TASK DESCRIPTION:
From the records, pick out and copy each line containing "icon".

(Excerpts from a dataset)
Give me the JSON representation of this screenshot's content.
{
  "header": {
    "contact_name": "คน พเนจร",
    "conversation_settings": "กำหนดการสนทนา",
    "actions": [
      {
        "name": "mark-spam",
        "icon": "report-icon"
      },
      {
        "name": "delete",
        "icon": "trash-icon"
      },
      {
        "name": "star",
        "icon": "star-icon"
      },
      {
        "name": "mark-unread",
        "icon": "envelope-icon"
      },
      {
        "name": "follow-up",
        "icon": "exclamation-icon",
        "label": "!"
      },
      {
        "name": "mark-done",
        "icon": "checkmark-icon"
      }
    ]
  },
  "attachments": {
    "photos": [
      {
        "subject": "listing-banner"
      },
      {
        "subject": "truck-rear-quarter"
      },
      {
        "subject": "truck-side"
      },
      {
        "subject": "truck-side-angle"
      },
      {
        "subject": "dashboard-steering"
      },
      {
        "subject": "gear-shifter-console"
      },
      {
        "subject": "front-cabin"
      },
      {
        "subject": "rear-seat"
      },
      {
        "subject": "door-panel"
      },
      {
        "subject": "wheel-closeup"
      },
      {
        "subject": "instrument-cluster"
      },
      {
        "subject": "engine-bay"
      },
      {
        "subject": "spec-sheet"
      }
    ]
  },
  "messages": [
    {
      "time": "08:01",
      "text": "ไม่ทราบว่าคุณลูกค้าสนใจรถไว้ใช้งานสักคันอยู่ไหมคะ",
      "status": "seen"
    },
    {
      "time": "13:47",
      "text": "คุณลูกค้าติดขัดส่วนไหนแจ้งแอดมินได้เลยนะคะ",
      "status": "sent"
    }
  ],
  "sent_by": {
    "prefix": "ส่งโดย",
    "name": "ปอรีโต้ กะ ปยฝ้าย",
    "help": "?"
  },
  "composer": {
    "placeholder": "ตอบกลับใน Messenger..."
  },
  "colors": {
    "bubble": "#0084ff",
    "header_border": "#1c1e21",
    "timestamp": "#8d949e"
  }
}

FINAL ANSWER:
        "icon": "report-icon"
        "icon": "trash-icon"
        "icon": "star-icon"
        "icon": "envelope-icon"
        "icon": "exclamation-icon",
        "icon": "checkmark-icon"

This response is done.